◆ **Task details**:
Your reply should be made up of every line in the records below that holds the string "TravelBucket".

Excerpts from an interface dataset
= Beginning of Section =

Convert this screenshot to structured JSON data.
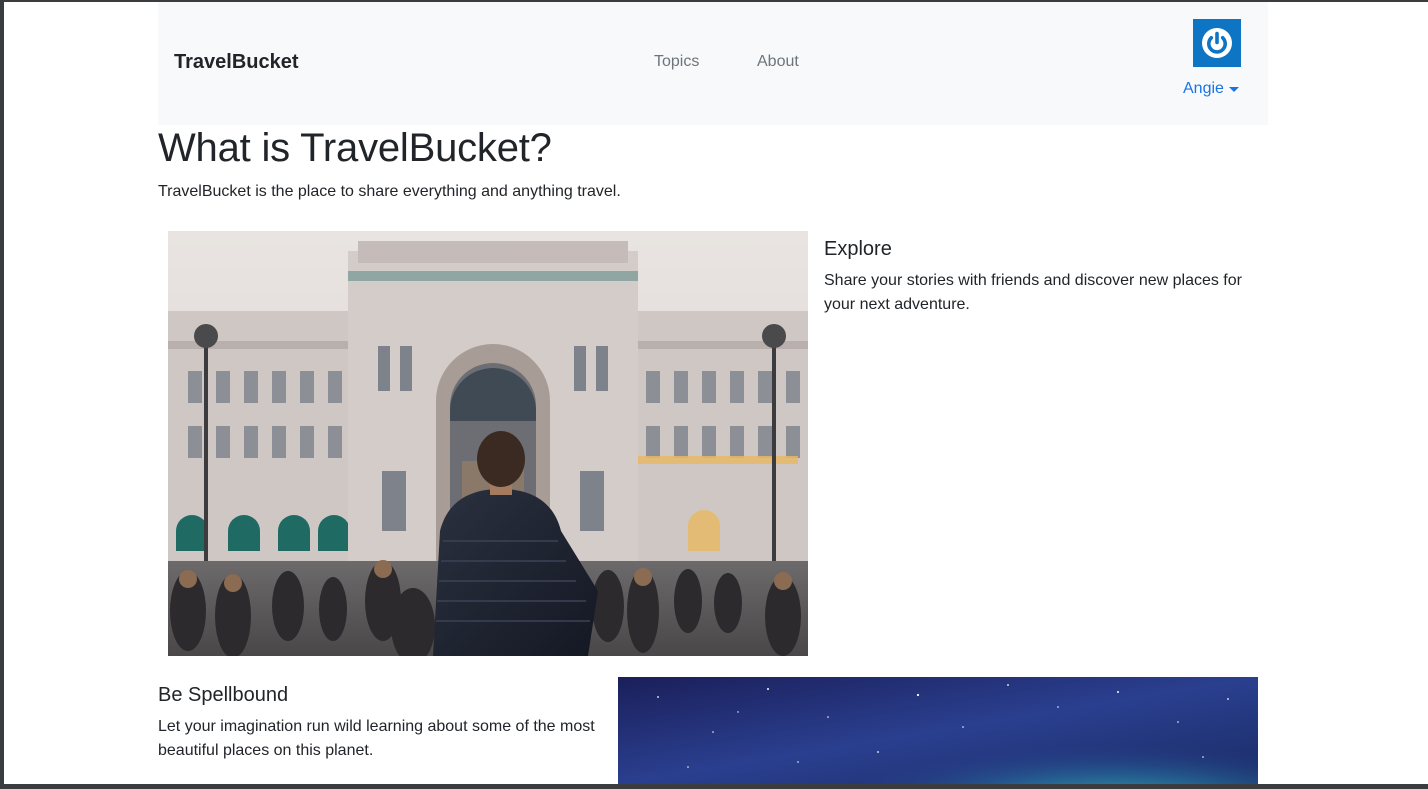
{
  "navbar": {
    "brand": "TravelBucket",
    "links": [
      {
        "label": "Topics"
      },
      {
        "label": "About"
      }
    ],
    "user": {
      "name": "Angie",
      "avatar_icon": "power-icon",
      "avatar_color": "#0e75c4"
    }
  },
  "main": {
    "title": "What is TravelBucket?",
    "lead": "TravelBucket is the place to share everything and anything travel.",
    "features": [
      {
        "heading": "Explore",
        "text": "Share your stories with friends and discover new places for your next adventure.",
        "image": "city-plaza-photo"
      },
      {
        "heading": "Be Spellbound",
        "text": "Let your imagination run wild learning about some of the most beautiful places on this planet.",
        "image": "aurora-night-sky-photo"
      }
    ]
  },
  "colors": {
    "link": "#1a73e8",
    "navbar_bg": "#f8f9fa",
    "muted_link": "#6c757d"
  }
}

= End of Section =

◆ **Answer box**:
    "brand": "TravelBucket",
    "title": "What is TravelBucket?",
    "lead": "TravelBucket is the place to share everything and anything travel.",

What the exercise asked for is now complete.